There may be times when I am in the midst of a certain topic and that’s really all I’m talking about on the blog. Then something happens that is completely irrelevant to that topic still, I find myself really feeling the need to address it.
This is one of those times.
As a cartoon artist I am always highly intrigued by cartoons that are published and then in turned, cause quit the up rise.
Controversial cartoons always seem to get the most “press”. Which makes me ask myself this…
“Why in the hell don’t I just make controversial cartoons to get my own stuff ‘out there’ more?”
But no. Even I have certain limits. I always try to keep the line clearly drawn in the sand about things that could be considered too offensive. Even, if at times, it seems like I stray very closely to the edge of that line.
That’s a personal thing though.
I’m not really effected by nor do I mind other cartoon artist especially the more successful and the noun ones who seem to cross over that line a little more than they probably should.
Like I said before, I’m actually very intrigued by those who cross over that line from time to time and the offensive work that is the center of attention when they decide to do so.
This is not because I agree with the view point they depicted. Yo, it really doesn’t even have anything to do with the message the cartoon is conveying. It’s just interesting to see such a cartoon cause such a buzz. Especially when cartoons are such a dead medium in this day and age.
We live in such a fast ever evolving world where something like the third biggest news story as of lately is how much bigger the new iPhone is….
It’s just nice to see a cartoon get some attention every now and then. Even if it is one that is considered by many to be in such poor taste.
As far as the cartoon that is at the center of this controversy… It’s pretty obvious as to what it’s in reference too.
Cartoon by Glenn McCoy
Shame on Pilot editors who approved the publication of the Sept. 13 editorial cartoon about Ray Rice and his wife.

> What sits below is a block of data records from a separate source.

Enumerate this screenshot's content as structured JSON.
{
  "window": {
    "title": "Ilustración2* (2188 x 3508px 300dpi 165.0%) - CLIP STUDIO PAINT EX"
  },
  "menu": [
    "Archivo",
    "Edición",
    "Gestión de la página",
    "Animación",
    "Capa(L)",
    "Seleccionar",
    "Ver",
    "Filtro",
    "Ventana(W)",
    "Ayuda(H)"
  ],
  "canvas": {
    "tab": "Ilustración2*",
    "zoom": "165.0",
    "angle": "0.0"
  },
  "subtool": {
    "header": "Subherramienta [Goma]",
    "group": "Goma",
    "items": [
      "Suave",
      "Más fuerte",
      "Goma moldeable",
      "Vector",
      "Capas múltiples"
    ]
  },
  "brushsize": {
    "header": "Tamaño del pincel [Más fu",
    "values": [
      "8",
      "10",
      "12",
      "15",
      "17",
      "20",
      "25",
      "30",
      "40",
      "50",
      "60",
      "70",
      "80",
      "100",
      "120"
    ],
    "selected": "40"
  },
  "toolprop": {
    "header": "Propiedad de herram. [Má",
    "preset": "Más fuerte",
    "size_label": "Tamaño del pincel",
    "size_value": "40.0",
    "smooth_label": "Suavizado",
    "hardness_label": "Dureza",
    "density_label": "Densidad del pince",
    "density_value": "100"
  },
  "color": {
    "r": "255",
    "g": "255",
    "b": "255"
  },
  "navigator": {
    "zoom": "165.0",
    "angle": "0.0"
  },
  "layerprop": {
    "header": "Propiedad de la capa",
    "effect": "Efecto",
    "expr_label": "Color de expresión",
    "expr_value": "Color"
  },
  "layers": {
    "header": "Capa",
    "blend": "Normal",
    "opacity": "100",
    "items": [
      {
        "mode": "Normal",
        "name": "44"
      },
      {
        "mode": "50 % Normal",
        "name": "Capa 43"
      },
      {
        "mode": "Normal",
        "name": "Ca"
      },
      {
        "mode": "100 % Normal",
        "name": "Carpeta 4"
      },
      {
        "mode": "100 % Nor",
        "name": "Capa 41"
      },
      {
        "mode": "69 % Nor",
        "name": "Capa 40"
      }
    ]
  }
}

I had just read that television stations had decided to stop showing the offensive video, so I was stunned to see this newspaper continue to spotlight it. What editorial purpose was served by depicting the victim so hideously?
The same day, a letter to the editor about offensive comic strips was published. The letter-writer said he had to cut the offensive strips from the pages before his granddaughters saw them. I hope his granddaughter didn’t read the editorial page that day, because the editorial cartoon was totally inappropriate (Virginia Pilot Sept. 20, 2014)